Life's a Rock, Get Over It
Friday - June 18th
Scripture to Read Today: Philippians 4:4-13
I have learned to be content whatever the circumstances. I know what it is to be in need, and I know what it is to have plenty. I have learned the secret of being content in any and every situation, whether well fed or hungry, whether living in plenty or in want.
Long ago, I learned my father did not need many material possessions or creature comforts to be content. He is a simple man with meager expectations for his living situation. He just needs a set of clothes, a meal or two a day, water to drink, and a place to lay his head. While others might say they need very little to survive in life, my father means it.
Growing up, our family did without some things others might consider the basics. For example, our septic system did not work for an entire year, so we did not have a working toilet in our house. Instead, we used a portable toilet we took along when we went camping. In addition, some of the pipes had frozen under our house one winter. As a result, we could not run water in the kitchen sink or use our washing machine for a couple of years without the water draining into the cellar below our house.
Instead of washing the dishes in the kitchen sink, we washed them in our bathtub. Trust me; you don't want to know about the problems with our bathtub. You would then question (even more than you already have) our method of cleaning the dishes in the tub.
My paternal grandmother volunteered to wash and dry our clothes until we got the drainage fixed for the washing machine. Unfortunately, the drainage wasn't resolved for a couple of years. Just as it was, the dryer stopped working. So Grandma simply continued to wash and dry our family's clothes for a couple more years.
While dad was guilty of some procrastination regarding repairs to our septic tank, other plumbing issues, and fixing the dryer, financial challenges for our family played a role in the delays. But, again, my dad approaches life with simple contentment that most do not have. He does not have enormous demands on the basics of his life circumstances.
Mom found herself frustrated often by these inconveniences. My brother, Troy, and I took this kind of stuff as being a typical part of American households in the 1970s. So you can imagine how surprised we were to discover that this level of household dysfunction was all but normal.
Maybe my father's contentment went a bit far. Actually, yes, he was a bit too complacent about our situation at times. But, he taught my brother and me the importance of being content in whatever situation we find ourselves. As Paul said in Philippians 4:12, we who are in Christ should be able to say, "I have learned the secret of being content in any and every situation." Dad's philosophy, which he stated many times to Troy and me while we were growing up, was that "Life's a rock, get over it." While that can be a bit of a radical philosophy of contentedness, it did help us face the reality that life is not always pleasant. Not everything works out the way you plan or hope it would.
In Christ, we can be content. My story might be a bit extreme, but the fundamental premise that we should find our peace, joy, and satisfaction in our Lord is not radical.
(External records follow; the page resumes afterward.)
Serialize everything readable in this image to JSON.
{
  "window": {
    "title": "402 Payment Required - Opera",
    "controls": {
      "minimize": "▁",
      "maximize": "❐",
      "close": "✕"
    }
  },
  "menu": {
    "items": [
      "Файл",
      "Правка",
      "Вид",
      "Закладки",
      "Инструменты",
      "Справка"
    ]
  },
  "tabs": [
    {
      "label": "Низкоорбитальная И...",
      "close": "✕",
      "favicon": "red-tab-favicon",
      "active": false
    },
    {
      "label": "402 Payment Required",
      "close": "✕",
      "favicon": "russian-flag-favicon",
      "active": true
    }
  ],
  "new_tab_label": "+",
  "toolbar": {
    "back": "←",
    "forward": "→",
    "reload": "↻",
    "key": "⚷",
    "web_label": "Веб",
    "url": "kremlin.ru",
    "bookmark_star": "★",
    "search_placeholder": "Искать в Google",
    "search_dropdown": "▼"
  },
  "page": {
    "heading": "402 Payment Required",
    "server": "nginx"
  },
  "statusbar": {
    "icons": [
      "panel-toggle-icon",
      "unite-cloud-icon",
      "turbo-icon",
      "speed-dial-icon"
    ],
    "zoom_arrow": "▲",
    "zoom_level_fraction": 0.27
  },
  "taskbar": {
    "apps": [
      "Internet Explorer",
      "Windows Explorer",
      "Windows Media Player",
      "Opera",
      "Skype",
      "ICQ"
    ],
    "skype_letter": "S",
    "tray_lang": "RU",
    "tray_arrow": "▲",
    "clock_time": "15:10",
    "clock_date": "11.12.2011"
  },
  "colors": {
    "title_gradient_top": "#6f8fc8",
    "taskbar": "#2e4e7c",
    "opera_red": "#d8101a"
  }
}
Life has its challenges. It can be a rock. We do need to adapt and get over it. But, that is only accomplished through rooting our contentedness in Jesus Christ.
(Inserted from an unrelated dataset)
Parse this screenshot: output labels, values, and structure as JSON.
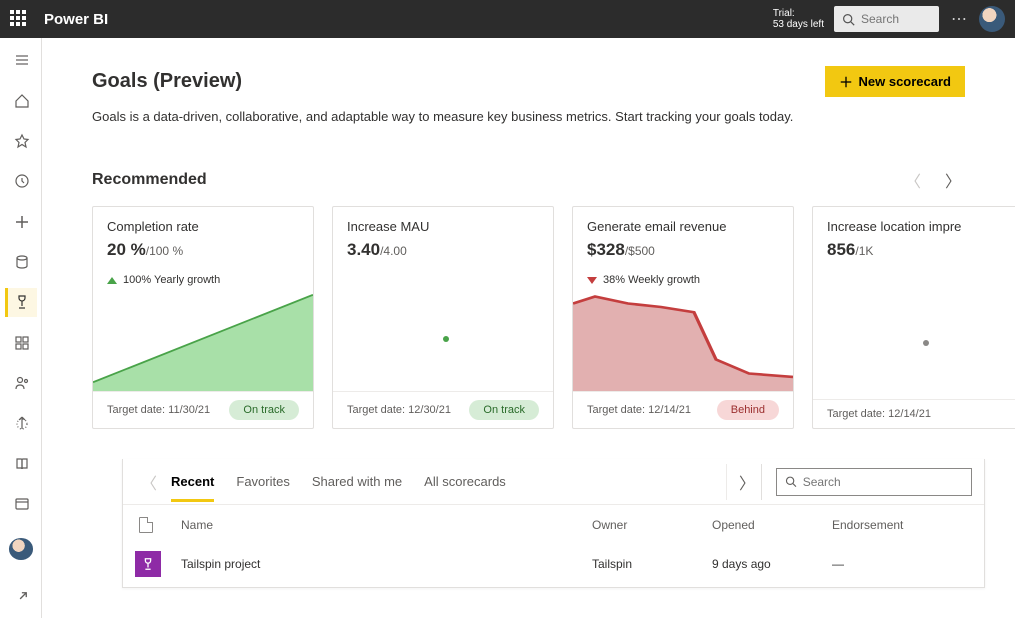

How content are you? Contentedness is discovered in how we relate to Christ, not how we relate to our circumstances!